cw then tries to access sound card using OSS sound system and default OSS sound device name ('/dev/audio'), unless user specifies other sound device with option -d or --device.

If opening soundcard through OSS fails, cw tries to access the sound card using ALSA sound system, and default ALSA sound device name ('default'), unless user specifies other sound device with option -d or --device.

If opening soundcard through ALSA also fails, cw tries to access system console buzzer using default buzzer device '/dev/console', unless user specifies other sound device with option -d or --device.

It is very common that in order to access the console buzzer device user has to have root privileges. For that reason trying to open console buzzer almost always fails. This is not a program's bug, this is a result of operating system's restrictions. Making cw an suid binary bypasses this restriction. The program does not fork() or exec(), so making it suid should be relatively safe. Note however that this practice is discouraged for security reasons.

As stated, user can tell cw which device to use, using -d or --device option. Which device files are suitable will depend on which operating system is running, which system user ID runs cw, and which user groups user belongs to.


Despite the fact that this manual page constantly and consistently refers to Morse code elements as dots and dashes, DO NOT think in these terms when trying to learn Morse code. Always think of them as 'dit's and 'dah's.

The Morse code table in the cw(7,LOCAL) man page is provided for reference only. If learning for the first time, you will be much better off learning by hearing the characters sent, rather than by looking at the table.

Other programs running in the system may interfere with the timing of the Morse code that cw is sending. If this is a problem, either try to run on a quiescent system, or try running cw with nice(1L,C,1). UNIX is not really designed for user-level programs to do the sort of fine timing required to send Morse code. cw is therefore more sensitive than most programs to other system activity.

cw uses system itimers for its internal timing. On most UNIX flavors, itimers are not guaranteed to signal a program exactly at the specified time, and they generally offer a resolution only as good as the normal system 'clock tick' resolution. An itimer SIGALRM usually falls on a system clock tick, making it accurate to no better than 10mS on a typical 100Hz kernel.

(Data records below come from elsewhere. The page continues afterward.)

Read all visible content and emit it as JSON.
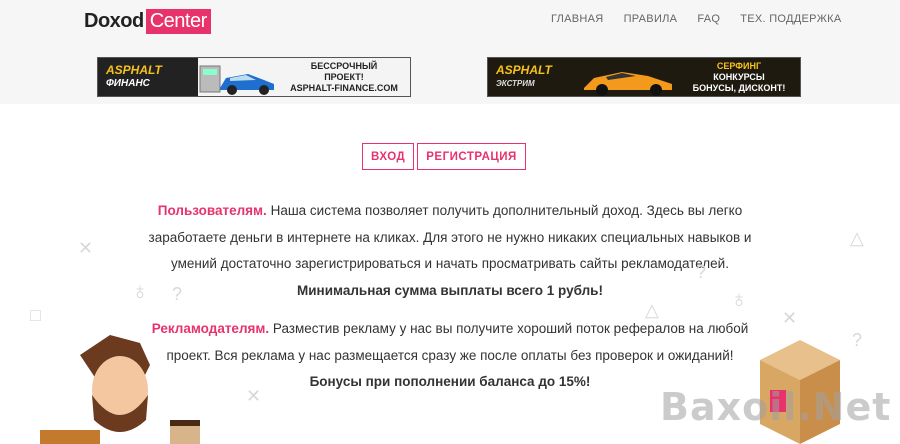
{
  "logo": {
    "part1": "Doxod",
    "part2": "Center"
  },
  "nav": [
    {
      "label": "ГЛАВНАЯ"
    },
    {
      "label": "ПРАВИЛА"
    },
    {
      "label": "FAQ"
    },
    {
      "label": "ТЕХ. ПОДДЕРЖКА"
    }
  ],
  "banners": {
    "left": {
      "logo_top": "ASPHALT",
      "logo_bottom": "ФИНАНС",
      "line1": "БЕССРОЧНЫЙ",
      "line2": "ПРОЕКТ!",
      "line3": "ASPHALT-FINANCE.COM"
    },
    "right": {
      "logo_top": "ASPHALT",
      "logo_bottom": "ЭКСТРИМ",
      "line1": "СЕРФИНГ",
      "line2": "КОНКУРСЫ",
      "line3": "БОНУСЫ, ДИСКОНТ!"
    }
  },
  "auth": {
    "login": "ВХОД",
    "register": "РЕГИСТРАЦИЯ"
  },
  "users": {
    "lead": "Пользователям.",
    "body": " Наша система позволяет получить дополнительный доход. Здесь вы легко заработаете деньги в интернете на кликах. Для этого не нужно никаких специальных навыков и умений достаточно зарегистрироваться и начать просматривать сайты рекламодателей.",
    "emphasis": "Минимальная сумма выплаты всего 1 рубль!"
  },
  "advertisers": {
    "lead": "Рекламодателям.",
    "body": " Разместив рекламу у нас вы получите хороший поток рефералов на любой проект. Вся реклама у нас размещается сразу же после оплаты без проверок и ожиданий!",
    "emphasis": "Бонусы при пополнении баланса до 15%!"
  },
  "watermark": "Baxoil.Net"
}
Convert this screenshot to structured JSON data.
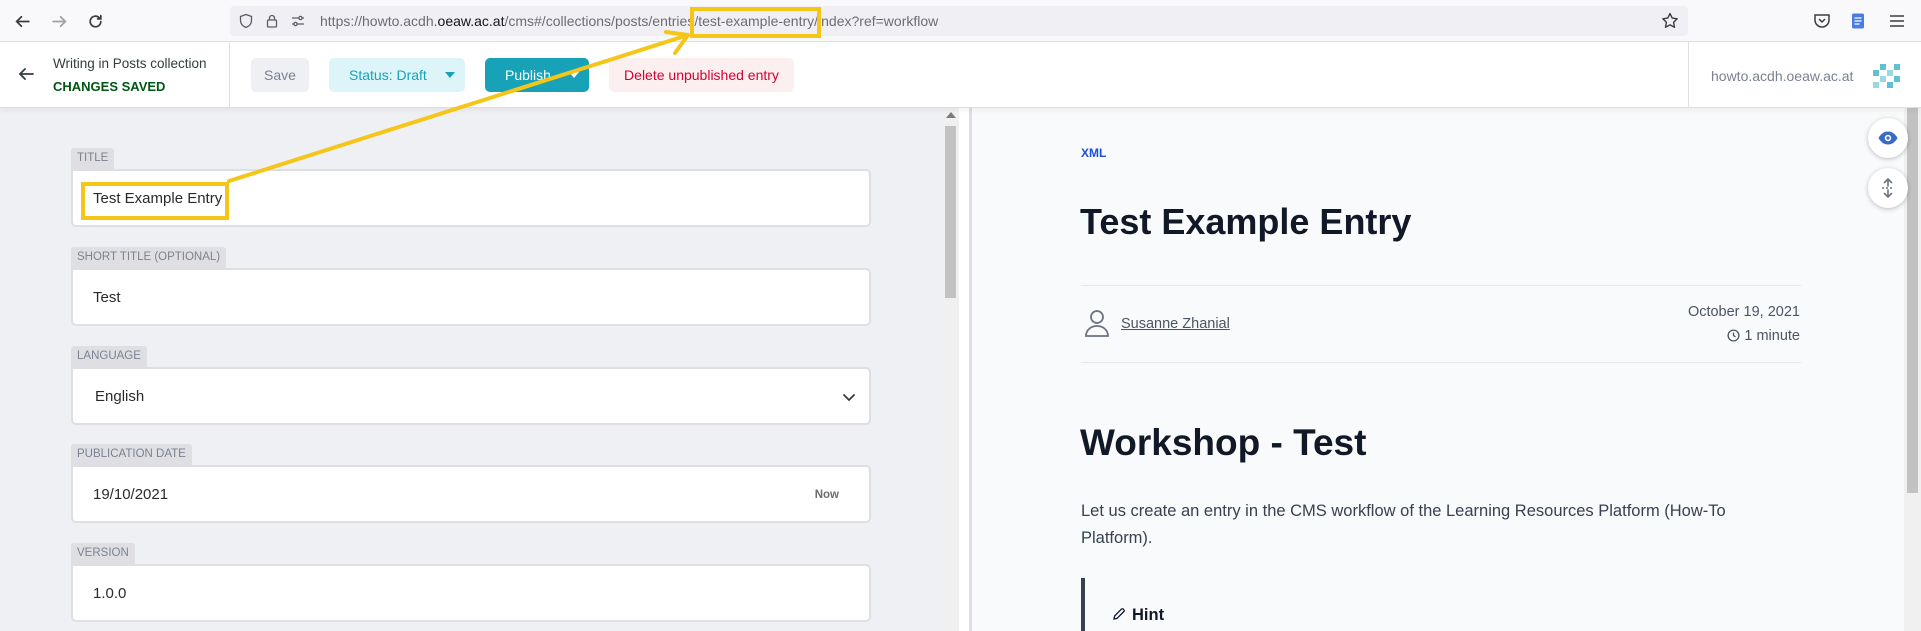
{
  "browser": {
    "url_prefix": "https://howto.acdh.",
    "url_host": "oeaw.ac.at",
    "url_path": "/cms#/collections/posts/entries/test-example-entry/index?ref=workflow",
    "icons": [
      "back-arrow-icon",
      "forward-arrow-icon",
      "reload-icon",
      "shield-icon",
      "lock-icon",
      "permissions-icon",
      "bookmark-star-icon",
      "pocket-icon",
      "extension-icon",
      "menu-icon"
    ]
  },
  "header": {
    "collection_title": "Writing in Posts collection",
    "save_status": "CHANGES SAVED",
    "save_label": "Save",
    "status_label": "Status: Draft",
    "publish_label": "Publish",
    "delete_label": "Delete unpublished entry",
    "site_url": "howto.acdh.oeaw.ac.at"
  },
  "editor": {
    "fields": [
      {
        "label": "TITLE",
        "value": "Test Example Entry"
      },
      {
        "label": "SHORT TITLE (OPTIONAL)",
        "value": "Test"
      },
      {
        "label": "LANGUAGE",
        "value": "English"
      },
      {
        "label": "PUBLICATION DATE",
        "value": "19/10/2021",
        "action": "Now"
      },
      {
        "label": "VERSION",
        "value": "1.0.0"
      }
    ]
  },
  "preview": {
    "tag": "XML",
    "title": "Test Example Entry",
    "author": "Susanne Zhanial",
    "date": "October 19, 2021",
    "read_time": "1 minute",
    "heading": "Workshop - Test",
    "paragraph": "Let us create an entry in the CMS workflow of the Learning Resources Platform (How-To Platform).",
    "hint_label": "Hint"
  },
  "colors": {
    "accent_teal": "#17a2b8",
    "saved_green": "#005614",
    "delete_red": "#d60032",
    "annotation_yellow": "#f5c518",
    "tag_blue": "#1d4ed8"
  }
}
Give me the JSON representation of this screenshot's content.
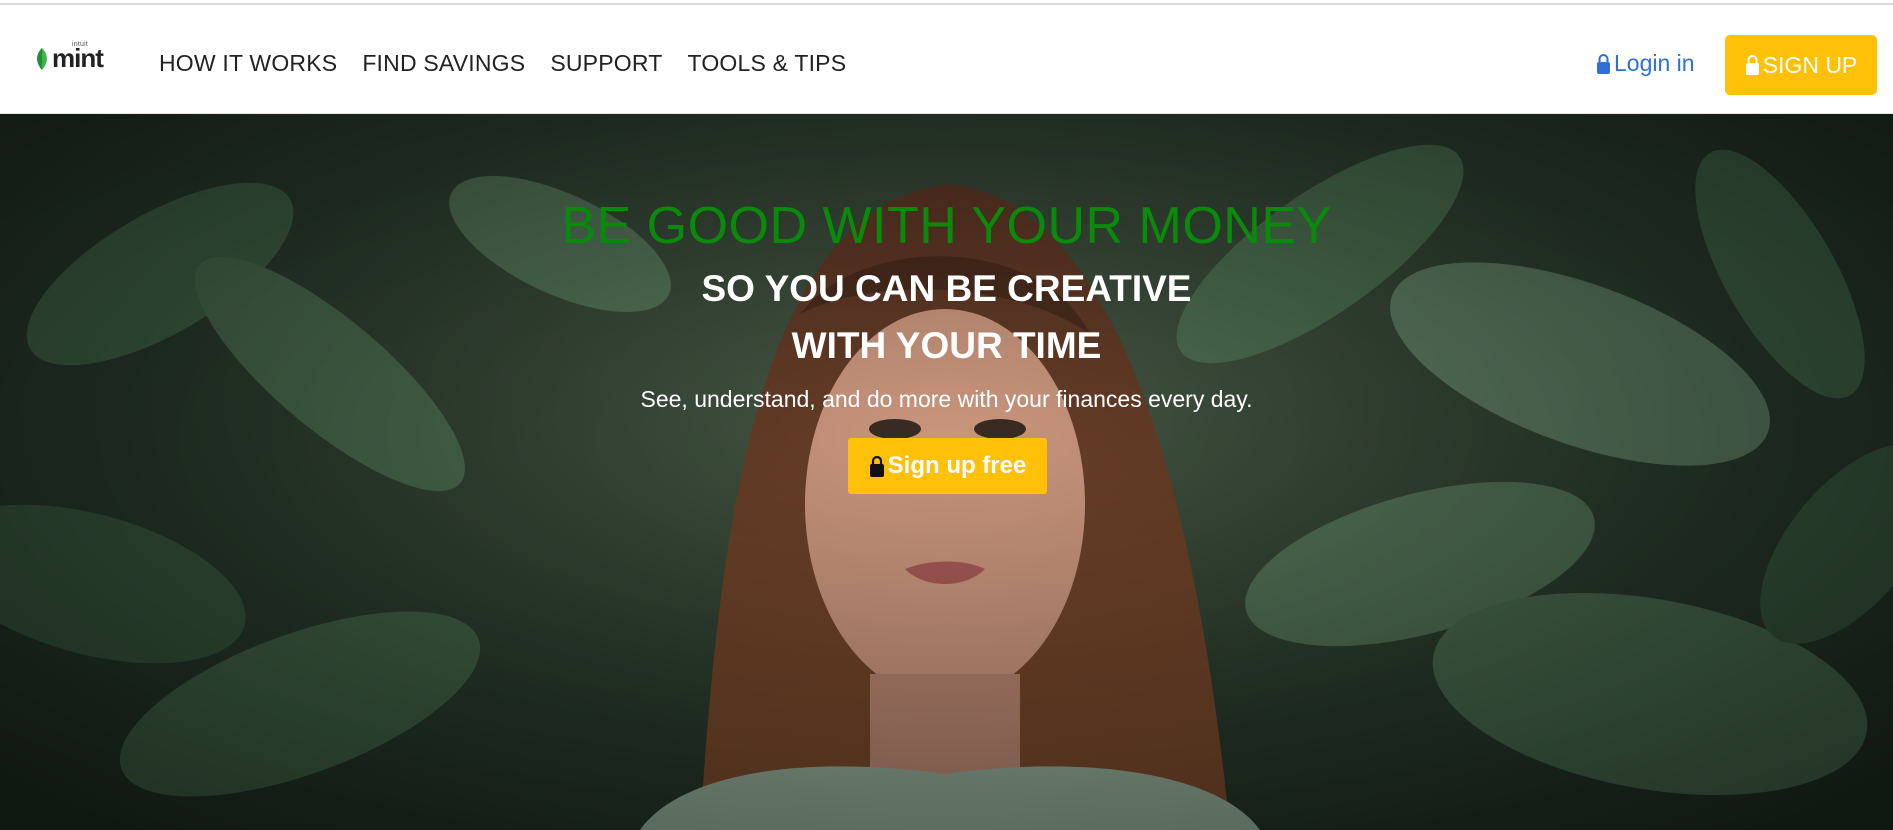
{
  "brand": {
    "name": "mint",
    "sub": "intuit"
  },
  "nav": {
    "links": [
      "HOW IT WORKS",
      "FIND SAVINGS",
      "SUPPORT",
      "TOOLS & TIPS"
    ],
    "login_label": "Login in",
    "signup_label": "SIGN UP"
  },
  "hero": {
    "headline": "BE GOOD WITH YOUR MONEY",
    "subheadline_1": "SO YOU CAN BE CREATIVE",
    "subheadline_2": "WITH YOUR TIME",
    "tagline": "See, understand, and do more with your finances every day.",
    "cta_label": "Sign up free"
  },
  "colors": {
    "accent": "#ffc107",
    "link": "#2f6fd6",
    "headline_green": "#0a8a0a",
    "brand_green": "#3bb54a"
  },
  "icons": [
    "mint-leaf-icon",
    "lock-icon"
  ]
}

The effect of this is that an itimer period is generally either exactly as specified, or, more likely, slightly longer. At higher WPM settings, the cumulative effect of this affects timing accuracy, because at higher speeds, there are fewer 10mS clock ticks in a dot period. For example, at 12 WPM, the dot length is 100mS, enough to contain five kernel clock ticks. But at 60 WPM, the dot length is 20mS, or just two kernel clock ticks. So at higher speeds, the effect of itimer resolutions becomes more pronounced.

To test itimer timing, first try

echo "$X" | time cw -w 4

and note the elapsed time, which should be very close to one minute. Next, try

echo "$X$X$X$X$X$X$X$X$X$X$X$X" | time cw -w 48

The elapsed time should be the same. If it has increased, this is the effect of system itimers delaying for slightly longer than the specified period (higher WPM rates make more itimer calls). That's itimers for you, not perfect for this job, but the best there is without writing some, and perhaps a lot of, kernel code.

Except for zero, which is silent, tone values lower than 10Hz may not sound at the expected pitch.


Send a string of characters at 25 WPM, 700Hz, with no extra gaps:

echo "UNIX CW SOUNDER" | cw -w 25 -t 700

Send a string at varying speeds and tones on the console speaker, specifying a system console device:

echo "%W12;%T400;400HZ 12WPM %W25;%T1500;1500HZ 25WPM" | cw -m -sc -d /dev/tty2

Send C-cedilla, VA, and a report of the WPM setting, with extra spacing at half volume:

echo "[CE] [VA] %>W" | cw -g 10 -v 50


Cut numbers are not provided, though they can be emulated, up to a point, by pre-filtering.

An output to an optional external device, for example, keying a line on the parallel port, or a serial line, might also be useful.


Man pages for cw(7,LOCAL), libcw(3,LOCAL), cwgen(1,LOCAL), cwcp(1,LOCAL), and xcwcp(1,LOCAL).

CW Tutor Package cw ver. 3.6.1